Discussion on the character of the duties of the secretary—that is whether the secretary is really the political spokesman or whether his tasks are primarily of a technical nature such as writing letters, keeping minutes, etc.
Wang Ming-yuen says the position of secretary should be re-garded as one for performing technical tasks, and not as one which carries with it the deciding of the political line of the party.
Two candidates have been nominated for the poet of secretary-treasurer—Ying Kuan and CFG. CFG withdraws in favor of Ying Kuan. Chen Chi-Chang, who nominated CFG, refuses to withdraw his nomination, giving as his reason the fact that the secretary must have good relations with all the comrades. In this opinion Shao Lo concurs.
Vote taken. CFG elected Secretary-Treasurer. Three in favor of CFG. Two in favor of Ying Kuan. Those for CFG—Ying Kuan, Chen Chi-chang, Shao Loo. Those for Ying Kuan—Hu Hsi, Chong Chia-tsi.
(2) Committee for Propaganda (including publication of Iskra).
Yin Kuan and Wang Ming-yuan proposed. Wang Ming-yuan elected by vote of four—Chen Chi-chang, Shao Loo, CFG, Ying Kuan.
(3) Editor of “Struggle.” Shao Loo proposes Chen Chi-Chang. Cheng Chia-tsi proposes Ying Kuan. Chen Chi-Chang elected by a vote of three to two. Those voting for Chen Chi-chang—CFG, Shao Loo, Wang Ming-yuen. For Ying Kuan—Cheng Chia-tsi, Hu Hsi.
Embittered discussion both before and after voting, principally entered into by Chen Chi-chang and Ying Kuan, who strongly objected to Chen Chi-chang’s election as editor of “Struggle.”
Ying Kuan says that Chen is not qualified because he never expresses apolitical opinion. He asks if the election is final. He asks why CFG voted as he did. CFG says, no comrade should be called upon to give reasons for his vote, but that since the question has been asked his vote was cast on the basis of his past experience with the two comrades. Ying Kuan during the past few weeks in correspondence and conversation with CPG and with others has indicated an attitude of desiring to propagate his own ideas regardless of whether these were the ideas of the Organization. If Chen Chi-chang proves incapable in his job, then there will naturally be a change, as is also the case with the other comrades who have been elected to office. But since Chen Chi-chang was elected, it is Ying Kuan’s duty to cooperate as a loyal comrade in doing whatever work he is able to do. If he is unable to do this, then he is no communist.

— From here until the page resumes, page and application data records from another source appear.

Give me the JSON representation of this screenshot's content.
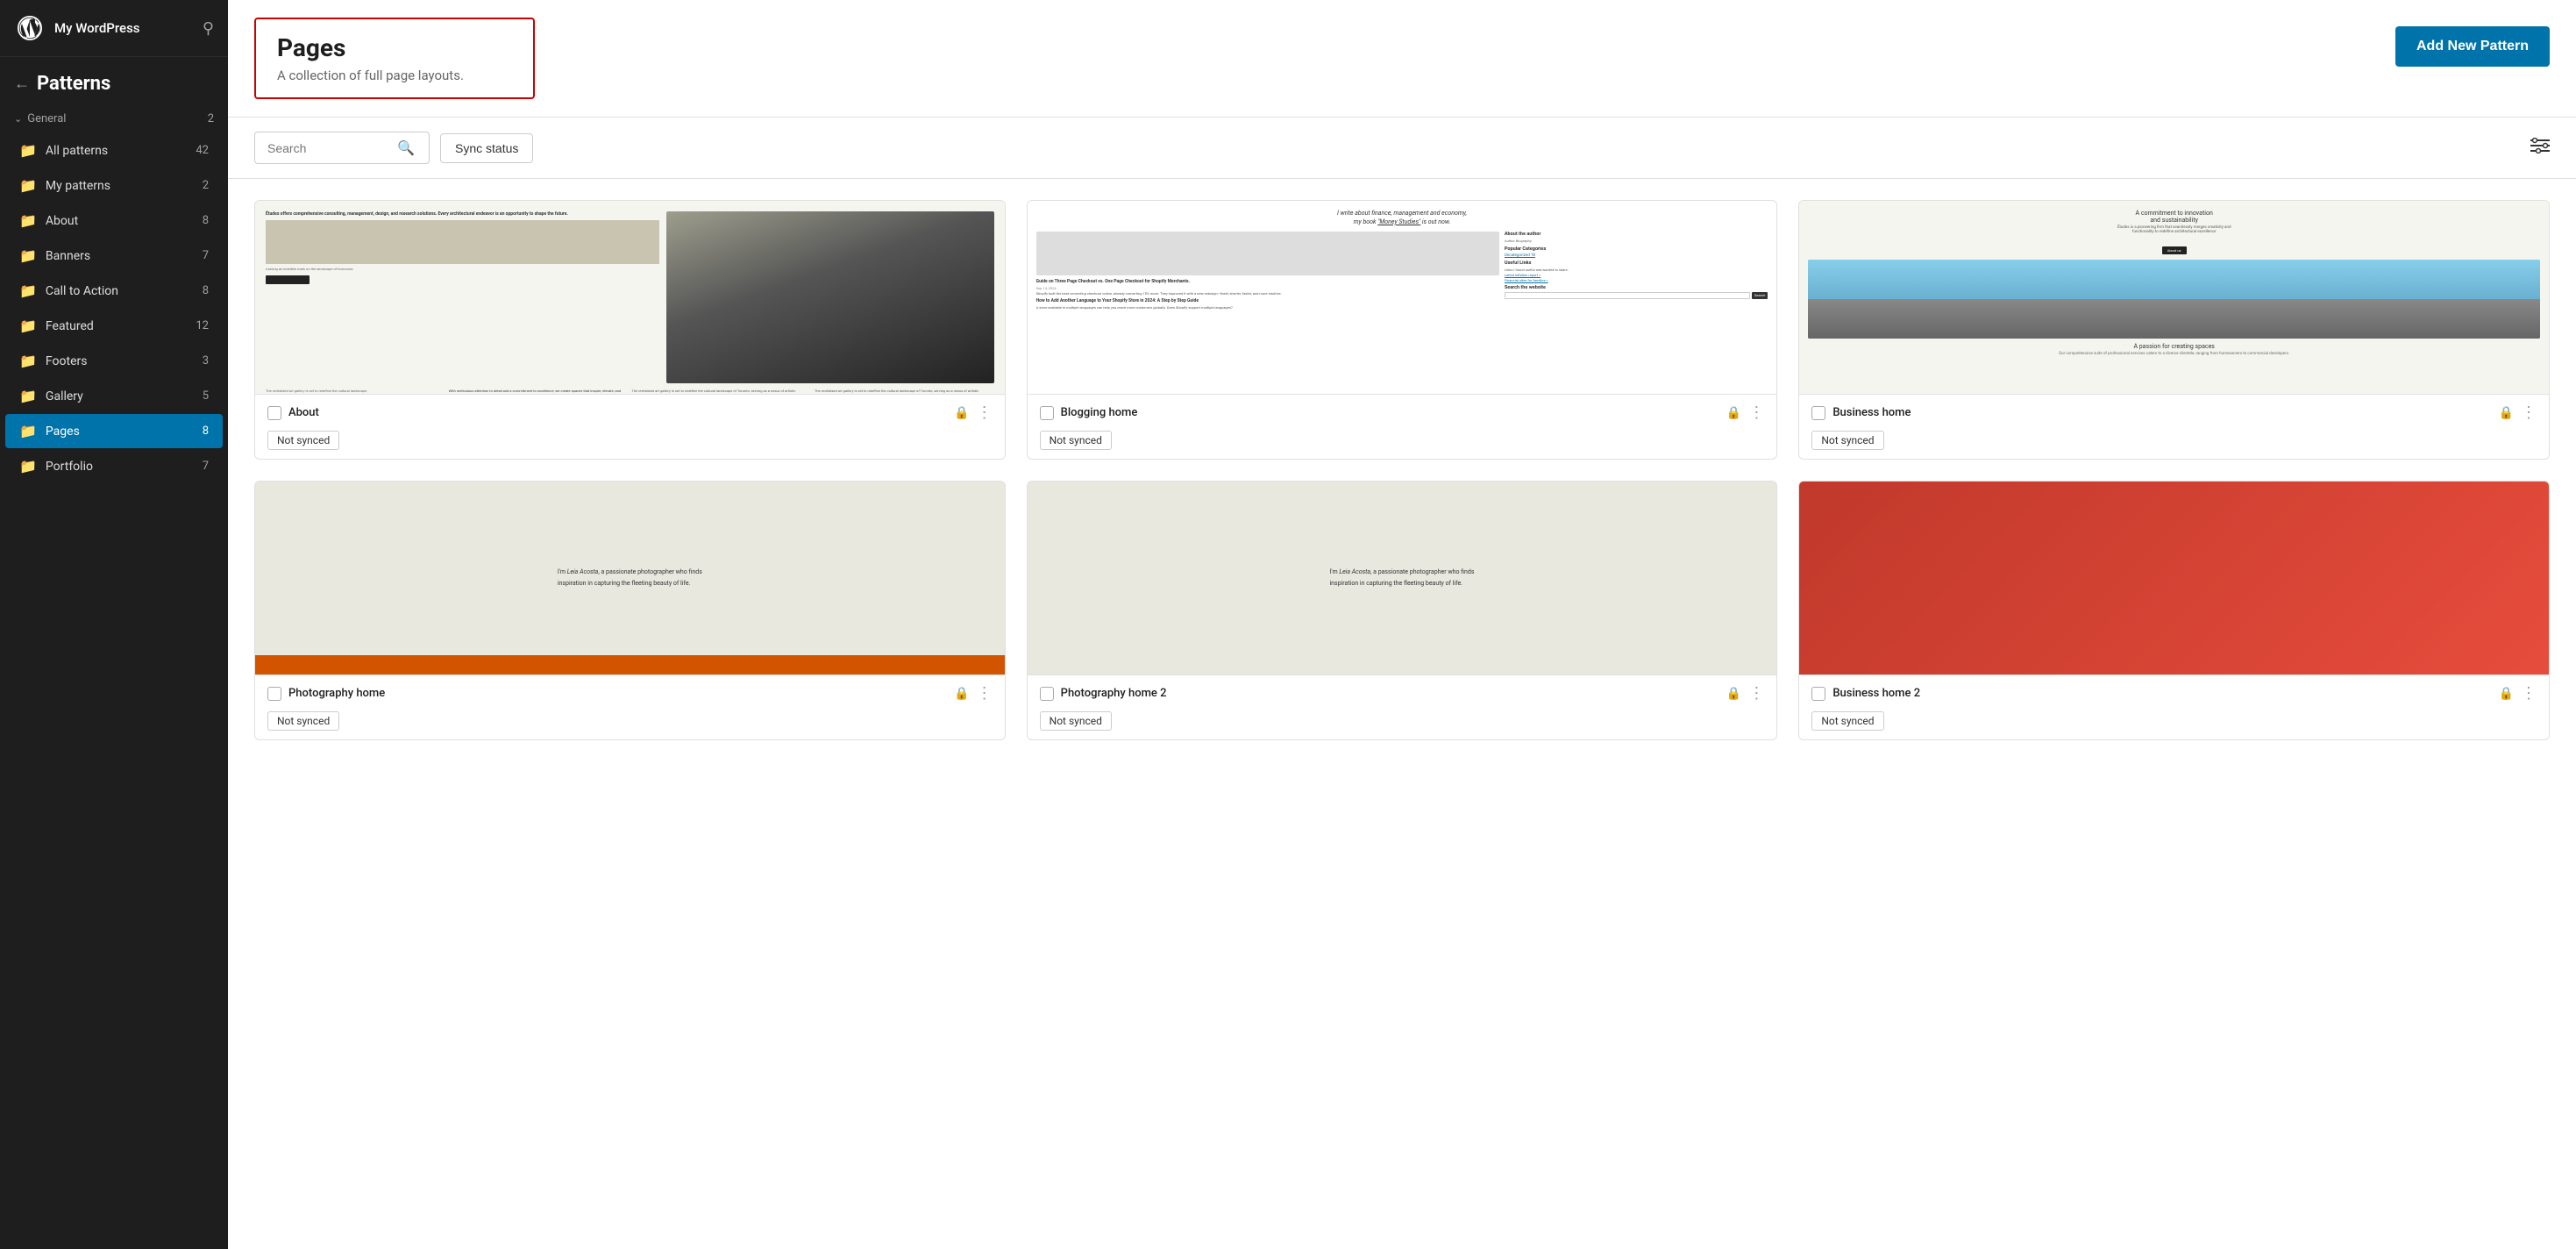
{
  "sidebar": {
    "site_name": "My WordPress",
    "back_label": "Patterns",
    "section_label": "General",
    "section_count": "2",
    "nav_items": [
      {
        "id": "all-patterns",
        "label": "All patterns",
        "count": "42",
        "active": false
      },
      {
        "id": "my-patterns",
        "label": "My patterns",
        "count": "2",
        "active": false
      },
      {
        "id": "about",
        "label": "About",
        "count": "8",
        "active": false
      },
      {
        "id": "banners",
        "label": "Banners",
        "count": "7",
        "active": false
      },
      {
        "id": "call-to-action",
        "label": "Call to Action",
        "count": "8",
        "active": false
      },
      {
        "id": "featured",
        "label": "Featured",
        "count": "12",
        "active": false
      },
      {
        "id": "footers",
        "label": "Footers",
        "count": "3",
        "active": false
      },
      {
        "id": "gallery",
        "label": "Gallery",
        "count": "5",
        "active": false
      },
      {
        "id": "pages",
        "label": "Pages",
        "count": "8",
        "active": true
      },
      {
        "id": "portfolio",
        "label": "Portfolio",
        "count": "7",
        "active": false
      }
    ]
  },
  "header": {
    "title": "Pages",
    "description": "A collection of full page layouts.",
    "add_button_label": "Add New Pattern"
  },
  "toolbar": {
    "search_placeholder": "Search",
    "sync_status_label": "Sync status"
  },
  "patterns": [
    {
      "id": "about",
      "name": "About",
      "sync_status": "Not synced",
      "locked": true,
      "preview_type": "about"
    },
    {
      "id": "blogging-home",
      "name": "Blogging home",
      "sync_status": "Not synced",
      "locked": true,
      "preview_type": "blog"
    },
    {
      "id": "business-home",
      "name": "Business home",
      "sync_status": "Not synced",
      "locked": true,
      "preview_type": "business"
    },
    {
      "id": "photo-1",
      "name": "Photography home",
      "sync_status": "Not synced",
      "locked": true,
      "preview_type": "photo"
    },
    {
      "id": "photo-2",
      "name": "Photography home 2",
      "sync_status": "Not synced",
      "locked": true,
      "preview_type": "photo"
    },
    {
      "id": "business-home-2",
      "name": "Business home 2",
      "sync_status": "Not synced",
      "locked": true,
      "preview_type": "business2"
    }
  ]
}
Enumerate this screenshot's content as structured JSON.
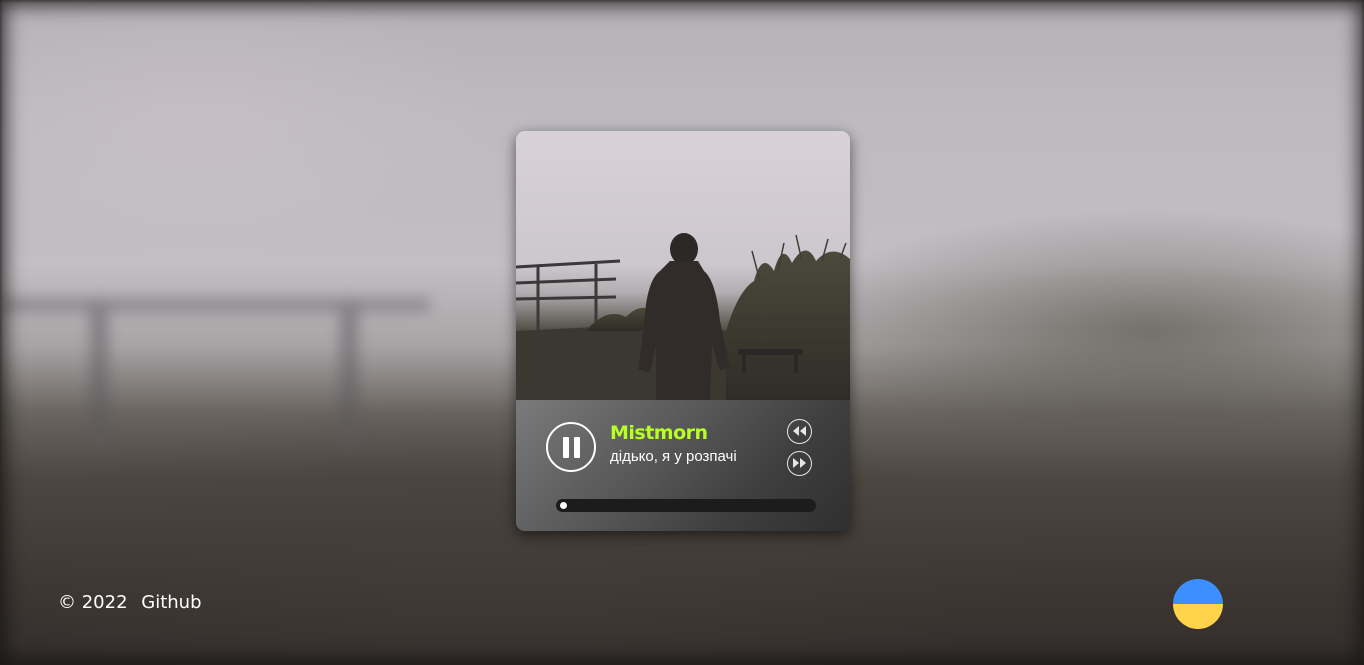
{
  "player": {
    "artist": "Mistmorn",
    "track": "дідько, я у розпачі",
    "state": "playing",
    "progress_fraction": 0.01,
    "icons": {
      "play_pause": "pause-icon",
      "previous": "rewind-icon",
      "next": "fast-forward-icon"
    }
  },
  "footer": {
    "copyright": "© 2022",
    "link_label": "Github"
  },
  "flag": {
    "name": "ukraine-flag",
    "colors": {
      "top": "#3d8eff",
      "bottom": "#ffd34a"
    }
  },
  "colors": {
    "accent": "#b8ff24",
    "text": "#ffffff",
    "progress_track": "#1c1c1c"
  }
}
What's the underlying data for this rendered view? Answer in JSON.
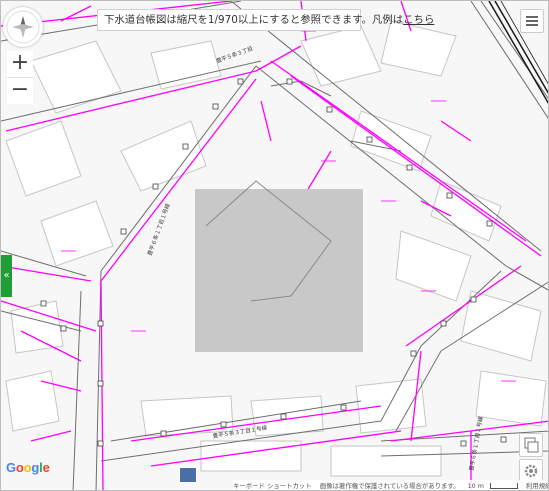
{
  "notice": {
    "text": "下水道台帳図は縮尺を1/970以上にすると参照できます。凡例は",
    "link_label": "こちら"
  },
  "zoom": {
    "in_label": "+",
    "out_label": "−"
  },
  "side_tab": {
    "label": "«"
  },
  "google": {
    "letters": [
      "G",
      "o",
      "o",
      "g",
      "l",
      "e"
    ]
  },
  "attribution": {
    "keyboard": "キーボード ショートカット",
    "imagery": "画像は著作権で保護されている場合があります。",
    "scale": "10 m",
    "terms": "利用規約"
  },
  "map": {
    "labels": [
      "豊平５条３丁目",
      "豊平６条１丁目１号線",
      "豊平５条３丁目１号線",
      "豊平６条１丁目１号線"
    ],
    "colors": {
      "sewer": "#ff00ff",
      "roads": "#6e6e6e",
      "buildings": "#c6c6c6",
      "block": "#c8c8c8",
      "rail": "#1a1a1a"
    }
  }
}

Chang Chia-tsi says that there are two political lines in-volved, one a Bolshevik line, and one a Menshevik line.
Hu Hsi says that votes for the editor for “Struggle” should have been cast on the basis of the political ideas and that CFG should have voted according to his estimate of the rela-tive merits of the political ideas of the two nominees.
CFG says that while he has not had much opportunity to know exactly where the two nominees stand at the present time on political questions, he recalls quite clearly that only a few months ago Chen Chi-chang and Ying Kuan were in political agreement. That since he is not able to make a real political decision on the matter, he was forced to take other factors into consideration.
(4) Organiser. Nominated—Shao Loo; Ying Kuan; Hu Hsi. Ying Kuan is elected by three votes—Chen Chi-chang, Shao Loo, CFG.
The Standing Committee thus consists of the following four members:
2. Committee for Propaganda—Wang Ming-yuen.
3. Editor of “Struggle”—Chen Chi-chang.
4. Organizer—Ying Kuan.
7. Budget for Organization.
Referred to Standing Committee.
8. Other Business.
First meeting of Standing Committee to be attended by Ying Kuan, Chen Chi-chang and Wang Ying-yuen, and to be held December 4th or 5th. CFG unable to attend.
Second meeting to be held Saturday morning, December 7, at nine o’clock. All four members of the Standing Committee to be present.
Meeting ended 12:15 A.M.